Who is eligible for off-campus services?
How do off-campus borrowers submit requests?
Requests are submitted online via ILLiad.
What resources can be requested?
Journal articles, chapters from books, scanned documents owned by Campbell Library or other libraries. Print materials owned by Campbell Library.
What resources can be accessed online?
Electronic articles and books in the Rowan University Libraries' collections.
What does the off-campus support cost?
All requests for resources are free. Books will be shipped to addresses in the continental US via USPS return postage enclosed. Articles are delivered electronically.
Rowan University Libraries are members of regional consortia that provide students with access to academic libraries that might be near their home. Students may visit our partner libraries and use their resources:
Under an agreement with VALE-NJ, faculty, staff, and graduate students in good standing with their home library qualify for on-site borrowing privileges from other participating institutions. Visit VALE for a list of participating libraries. Please call Access Services at 856-256-4802 to receive your VALE Reciprocal Borrowing Application Form.
Tri-State College Library Cooperative (TCLC)
Rowan University students, faculty, and staff may use the libraries of the Tri-State College Cooperative (TCLC). Please call Access Services at 856-256-4802 to receive a letter of introduction to gain access to our partner libraries..
Pennsylvania Academic Library Consortium, Inc. (PALCI)

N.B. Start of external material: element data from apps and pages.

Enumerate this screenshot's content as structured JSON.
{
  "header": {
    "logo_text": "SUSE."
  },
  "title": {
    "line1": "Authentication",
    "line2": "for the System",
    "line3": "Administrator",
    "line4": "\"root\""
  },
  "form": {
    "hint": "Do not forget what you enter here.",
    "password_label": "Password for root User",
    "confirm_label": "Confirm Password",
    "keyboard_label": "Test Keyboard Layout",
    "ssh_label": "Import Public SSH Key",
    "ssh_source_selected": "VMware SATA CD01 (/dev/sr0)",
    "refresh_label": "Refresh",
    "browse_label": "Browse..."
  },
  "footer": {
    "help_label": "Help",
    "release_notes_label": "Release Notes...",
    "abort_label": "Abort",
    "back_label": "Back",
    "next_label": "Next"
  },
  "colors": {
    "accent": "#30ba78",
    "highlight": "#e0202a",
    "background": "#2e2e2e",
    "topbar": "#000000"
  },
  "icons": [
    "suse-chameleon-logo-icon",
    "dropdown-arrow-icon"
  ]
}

Faculty, staff, and students from participating New Jersey colleges and universities who are in good standing at their home library may use participating PALCI libraries by downloading and completing the PALCI Reciprocal On-Site Borrowing Authorization Form. For further information, consult the PALCI Reciprocal On-Site Borrowing Program page.
The Access Services Librarian will verify the applicant’s status and complete the required section of the form. Students/affiliates from PALCI Member Institutions may borrow books and music scores from Campbell Library. The reciprocal borrowing agreement does not extend to off-campus use of library databases.
View the list of participating libraries.
Identify books that you need using Library Search.
Use the form for ILLiad to request that the books be sent to your home. Specify that you are a distance student.
Books owned by Rowan University Libraries will be shipped to you, if you are within the continental US, via USPS. The Libraries will provide a return label in the package.
You have access to all electronic resources subscribed to by Rowan University Libraries. To use the resources, log in with your Rowan username and password.
When in Doubt, Cite!
When deciding whether a citation is required for a particular piece of information, a good principle to follow is "When in doubt, cite!" It is never wrong to cite a source, but the failure to cite a source when it is required constitutes plagiarism. Below are four scenarios which typically require the inclusion of properly formatted in-text and end of work citations across most disciplines.
What to cite:
1. Paraphrases: A paraphrase is the presentation of another's work or ideas using your own words and sentence structure, which requires a citation. Refer to the Paraphrasing/Summarizing page within this guide for assistance with the proper formulation of paraphrases.
2. Summaries: In a summary, you are often condensing a large work, or a portion of a large work, in order to present the main ideas in a concise manner, which means it is still the work of another person, necessitating a citation. Refer to the Paraphrasing/Summarizing page within this guide for assistance with the proper formulation of summaries.
3. Quotations: A quotation involves the exact transcription of another person's or author's words within the context of your own work, which requires that a quote be cited. Refer to the Quotations page within this guide for assistance with the proper formulation of quotations.
4. Facts, data, and statistics: Facts, data, and statistics are generally the result of the efforts of individual researchers or a group of researchers, which requires that they be cited. Often, you will want to include this type of information within a paraphrase or a summary, so please refer to the Paraphrasing/Summarizing page of this guide for assistance with using these techniques.
Please refer to the Citing Sources page of this guide to gain an understanding of how to formulate proper in-text and end of work citations that conform to the style used by your academic discipline.